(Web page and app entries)

:::::

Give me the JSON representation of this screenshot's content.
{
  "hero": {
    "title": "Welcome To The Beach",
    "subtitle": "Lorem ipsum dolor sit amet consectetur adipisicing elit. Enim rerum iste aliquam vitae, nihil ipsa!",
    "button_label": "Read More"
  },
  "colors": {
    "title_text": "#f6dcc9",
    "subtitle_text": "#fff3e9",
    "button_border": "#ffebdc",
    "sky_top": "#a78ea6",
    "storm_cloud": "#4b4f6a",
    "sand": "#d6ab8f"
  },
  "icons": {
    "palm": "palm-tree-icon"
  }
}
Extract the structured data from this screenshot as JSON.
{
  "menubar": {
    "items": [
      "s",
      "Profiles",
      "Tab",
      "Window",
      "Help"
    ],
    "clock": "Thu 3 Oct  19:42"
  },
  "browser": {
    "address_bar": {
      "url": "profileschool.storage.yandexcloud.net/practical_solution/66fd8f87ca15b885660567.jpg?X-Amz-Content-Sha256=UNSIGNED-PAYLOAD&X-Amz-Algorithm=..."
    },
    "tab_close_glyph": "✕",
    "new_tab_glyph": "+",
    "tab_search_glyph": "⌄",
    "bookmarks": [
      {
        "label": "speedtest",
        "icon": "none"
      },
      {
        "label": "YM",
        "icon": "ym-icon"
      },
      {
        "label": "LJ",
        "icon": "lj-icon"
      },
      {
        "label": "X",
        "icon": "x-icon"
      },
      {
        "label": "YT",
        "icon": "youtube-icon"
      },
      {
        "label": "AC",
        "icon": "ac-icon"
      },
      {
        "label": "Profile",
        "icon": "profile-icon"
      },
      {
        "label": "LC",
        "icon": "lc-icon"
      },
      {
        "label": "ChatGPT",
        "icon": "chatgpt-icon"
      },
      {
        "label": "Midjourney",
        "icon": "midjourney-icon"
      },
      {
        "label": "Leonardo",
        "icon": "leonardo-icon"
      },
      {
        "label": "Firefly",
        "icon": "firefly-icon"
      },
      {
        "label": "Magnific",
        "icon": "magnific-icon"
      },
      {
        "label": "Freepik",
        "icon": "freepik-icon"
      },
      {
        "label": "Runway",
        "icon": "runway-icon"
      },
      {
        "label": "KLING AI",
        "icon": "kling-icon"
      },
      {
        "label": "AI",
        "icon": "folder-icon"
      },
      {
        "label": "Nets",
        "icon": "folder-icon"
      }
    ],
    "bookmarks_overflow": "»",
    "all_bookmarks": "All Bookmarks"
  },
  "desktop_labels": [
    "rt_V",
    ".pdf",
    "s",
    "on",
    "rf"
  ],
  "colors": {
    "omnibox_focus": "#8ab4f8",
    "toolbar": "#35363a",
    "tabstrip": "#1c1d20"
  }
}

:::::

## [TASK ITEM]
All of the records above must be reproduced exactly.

## [REPLY]
Give me the JSON representation of this screenshot's content.
{
  "hero": {
    "title": "Welcome To The Beach",
    "subtitle": "Lorem ipsum dolor sit amet consectetur adipisicing elit. Enim rerum iste aliquam vitae, nihil ipsa!",
    "button_label": "Read More"
  },
  "colors": {
    "title_text": "#f6dcc9",
    "subtitle_text": "#fff3e9",
    "button_border": "#ffebdc",
    "sky_top": "#a78ea6",
    "storm_cloud": "#4b4f6a",
    "sand": "#d6ab8f"
  },
  "icons": {
    "palm": "palm-tree-icon"
  }
}
Extract the structured data from this screenshot as JSON.
{
  "menubar": {
    "items": [
      "s",
      "Profiles",
      "Tab",
      "Window",
      "Help"
    ],
    "clock": "Thu 3 Oct  19:42"
  },
  "browser": {
    "address_bar": {
      "url": "profileschool.storage.yandexcloud.net/practical_solution/66fd8f87ca15b885660567.jpg?X-Amz-Content-Sha256=UNSIGNED-PAYLOAD&X-Amz-Algorithm=..."
    },
    "tab_close_glyph": "✕",
    "new_tab_glyph": "+",
    "tab_search_glyph": "⌄",
    "bookmarks": [
      {
        "label": "speedtest",
        "icon": "none"
      },
      {
        "label": "YM",
        "icon": "ym-icon"
      },
      {
        "label": "LJ",
        "icon": "lj-icon"
      },
      {
        "label": "X",
        "icon": "x-icon"
      },
      {
        "label": "YT",
        "icon": "youtube-icon"
      },
      {
        "label": "AC",
        "icon": "ac-icon"
      },
      {
        "label": "Profile",
        "icon": "profile-icon"
      },
      {
        "label": "LC",
        "icon": "lc-icon"
      },
      {
        "label": "ChatGPT",
        "icon": "chatgpt-icon"
      },
      {
        "label": "Midjourney",
        "icon": "midjourney-icon"
      },
      {
        "label": "Leonardo",
        "icon": "leonardo-icon"
      },
      {
        "label": "Firefly",
        "icon": "firefly-icon"
      },
      {
        "label": "Magnific",
        "icon": "magnific-icon"
      },
      {
        "label": "Freepik",
        "icon": "freepik-icon"
      },
      {
        "label": "Runway",
        "icon": "runway-icon"
      },
      {
        "label": "KLING AI",
        "icon": "kling-icon"
      },
      {
        "label": "AI",
        "icon": "folder-icon"
      },
      {
        "label": "Nets",
        "icon": "folder-icon"
      }
    ],
    "bookmarks_overflow": "»",
    "all_bookmarks": "All Bookmarks"
  },
  "desktop_labels": [
    "rt_V",
    ".pdf",
    "s",
    "on",
    "rf"
  ],
  "colors": {
    "omnibox_focus": "#8ab4f8",
    "toolbar": "#35363a",
    "tabstrip": "#1c1d20"
  }
}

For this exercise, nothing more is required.